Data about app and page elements

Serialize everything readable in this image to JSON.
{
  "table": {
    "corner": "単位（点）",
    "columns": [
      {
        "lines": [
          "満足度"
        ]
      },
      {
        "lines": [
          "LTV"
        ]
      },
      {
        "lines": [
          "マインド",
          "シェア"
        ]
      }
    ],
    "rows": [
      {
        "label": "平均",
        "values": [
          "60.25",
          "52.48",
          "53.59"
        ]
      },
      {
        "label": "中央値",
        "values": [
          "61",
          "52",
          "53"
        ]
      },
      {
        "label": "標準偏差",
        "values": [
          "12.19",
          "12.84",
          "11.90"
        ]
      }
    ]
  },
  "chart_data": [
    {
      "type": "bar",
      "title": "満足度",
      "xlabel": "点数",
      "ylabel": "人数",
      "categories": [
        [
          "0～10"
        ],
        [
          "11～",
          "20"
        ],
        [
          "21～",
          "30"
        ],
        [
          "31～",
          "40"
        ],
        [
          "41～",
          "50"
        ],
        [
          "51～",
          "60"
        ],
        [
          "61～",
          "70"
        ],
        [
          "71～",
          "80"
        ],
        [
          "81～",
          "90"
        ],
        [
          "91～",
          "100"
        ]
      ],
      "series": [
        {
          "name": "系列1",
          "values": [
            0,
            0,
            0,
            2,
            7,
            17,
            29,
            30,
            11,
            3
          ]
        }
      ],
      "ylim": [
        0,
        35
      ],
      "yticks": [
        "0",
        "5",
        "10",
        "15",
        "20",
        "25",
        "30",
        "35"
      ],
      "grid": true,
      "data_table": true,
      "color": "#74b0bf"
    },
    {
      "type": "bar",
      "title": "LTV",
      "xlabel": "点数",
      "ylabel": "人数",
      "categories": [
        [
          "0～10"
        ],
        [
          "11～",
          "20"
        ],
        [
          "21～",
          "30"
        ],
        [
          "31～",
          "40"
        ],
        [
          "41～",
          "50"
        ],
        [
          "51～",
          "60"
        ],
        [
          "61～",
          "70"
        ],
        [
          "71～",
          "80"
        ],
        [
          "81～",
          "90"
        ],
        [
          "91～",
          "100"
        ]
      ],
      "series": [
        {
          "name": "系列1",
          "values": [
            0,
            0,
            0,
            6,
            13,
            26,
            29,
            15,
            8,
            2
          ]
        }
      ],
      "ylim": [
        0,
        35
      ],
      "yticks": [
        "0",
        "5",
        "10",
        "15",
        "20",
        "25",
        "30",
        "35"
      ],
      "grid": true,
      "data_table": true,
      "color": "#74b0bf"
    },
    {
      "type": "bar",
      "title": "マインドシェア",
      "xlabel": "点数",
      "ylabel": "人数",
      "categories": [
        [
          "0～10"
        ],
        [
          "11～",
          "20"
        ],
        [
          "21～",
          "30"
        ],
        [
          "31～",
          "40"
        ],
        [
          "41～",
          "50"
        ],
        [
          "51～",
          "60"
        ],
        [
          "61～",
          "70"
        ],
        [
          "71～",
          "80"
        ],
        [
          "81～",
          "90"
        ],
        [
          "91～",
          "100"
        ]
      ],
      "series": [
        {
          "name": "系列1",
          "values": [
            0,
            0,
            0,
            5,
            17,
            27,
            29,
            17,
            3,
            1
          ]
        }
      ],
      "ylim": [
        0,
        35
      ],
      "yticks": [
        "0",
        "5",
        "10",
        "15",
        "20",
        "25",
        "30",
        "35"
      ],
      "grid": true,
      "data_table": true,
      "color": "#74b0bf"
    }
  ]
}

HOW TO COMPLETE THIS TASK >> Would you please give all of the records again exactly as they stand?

OUTPUT OF THE EXERCISE >>
Serialize everything readable in this image to JSON.
{
  "table": {
    "corner": "単位（点）",
    "columns": [
      {
        "lines": [
          "満足度"
        ]
      },
      {
        "lines": [
          "LTV"
        ]
      },
      {
        "lines": [
          "マインド",
          "シェア"
        ]
      }
    ],
    "rows": [
      {
        "label": "平均",
        "values": [
          "60.25",
          "52.48",
          "53.59"
        ]
      },
      {
        "label": "中央値",
        "values": [
          "61",
          "52",
          "53"
        ]
      },
      {
        "label": "標準偏差",
        "values": [
          "12.19",
          "12.84",
          "11.90"
        ]
      }
    ]
  },
  "chart_data": [
    {
      "type": "bar",
      "title": "満足度",
      "xlabel": "点数",
      "ylabel": "人数",
      "categories": [
        [
          "0～10"
        ],
        [
          "11～",
          "20"
        ],
        [
          "21～",
          "30"
        ],
        [
          "31～",
          "40"
        ],
        [
          "41～",
          "50"
        ],
        [
          "51～",
          "60"
        ],
        [
          "61～",
          "70"
        ],
        [
          "71～",
          "80"
        ],
        [
          "81～",
          "90"
        ],
        [
          "91～",
          "100"
        ]
      ],
      "series": [
        {
          "name": "系列1",
          "values": [
            0,
            0,
            0,
            2,
            7,
            17,
            29,
            30,
            11,
            3
          ]
        }
      ],
      "ylim": [
        0,
        35
      ],
      "yticks": [
        "0",
        "5",
        "10",
        "15",
        "20",
        "25",
        "30",
        "35"
      ],
      "grid": true,
      "data_table": true,
      "color": "#74b0bf"
    },
    {
      "type": "bar",
      "title": "LTV",
      "xlabel": "点数",
      "ylabel": "人数",
      "categories": [
        [
          "0～10"
        ],
        [
          "11～",
          "20"
        ],
        [
          "21～",
          "30"
        ],
        [
          "31～",
          "40"
        ],
        [
          "41～",
          "50"
        ],
        [
          "51～",
          "60"
        ],
        [
          "61～",
          "70"
        ],
        [
          "71～",
          "80"
        ],
        [
          "81～",
          "90"
        ],
        [
          "91～",
          "100"
        ]
      ],
      "series": [
        {
          "name": "系列1",
          "values": [
            0,
            0,
            0,
            6,
            13,
            26,
            29,
            15,
            8,
            2
          ]
        }
      ],
      "ylim": [
        0,
        35
      ],
      "yticks": [
        "0",
        "5",
        "10",
        "15",
        "20",
        "25",
        "30",
        "35"
      ],
      "grid": true,
      "data_table": true,
      "color": "#74b0bf"
    },
    {
      "type": "bar",
      "title": "マインドシェア",
      "xlabel": "点数",
      "ylabel": "人数",
      "categories": [
        [
          "0～10"
        ],
        [
          "11～",
          "20"
        ],
        [
          "21～",
          "30"
        ],
        [
          "31～",
          "40"
        ],
        [
          "41～",
          "50"
        ],
        [
          "51～",
          "60"
        ],
        [
          "61～",
          "70"
        ],
        [
          "71～",
          "80"
        ],
        [
          "81～",
          "90"
        ],
        [
          "91～",
          "100"
        ]
      ],
      "series": [
        {
          "name": "系列1",
          "values": [
            0,
            0,
            0,
            5,
            17,
            27,
            29,
            17,
            3,
            1
          ]
        }
      ],
      "ylim": [
        0,
        35
      ],
      "yticks": [
        "0",
        "5",
        "10",
        "15",
        "20",
        "25",
        "30",
        "35"
      ],
      "grid": true,
      "data_table": true,
      "color": "#74b0bf"
    }
  ]
}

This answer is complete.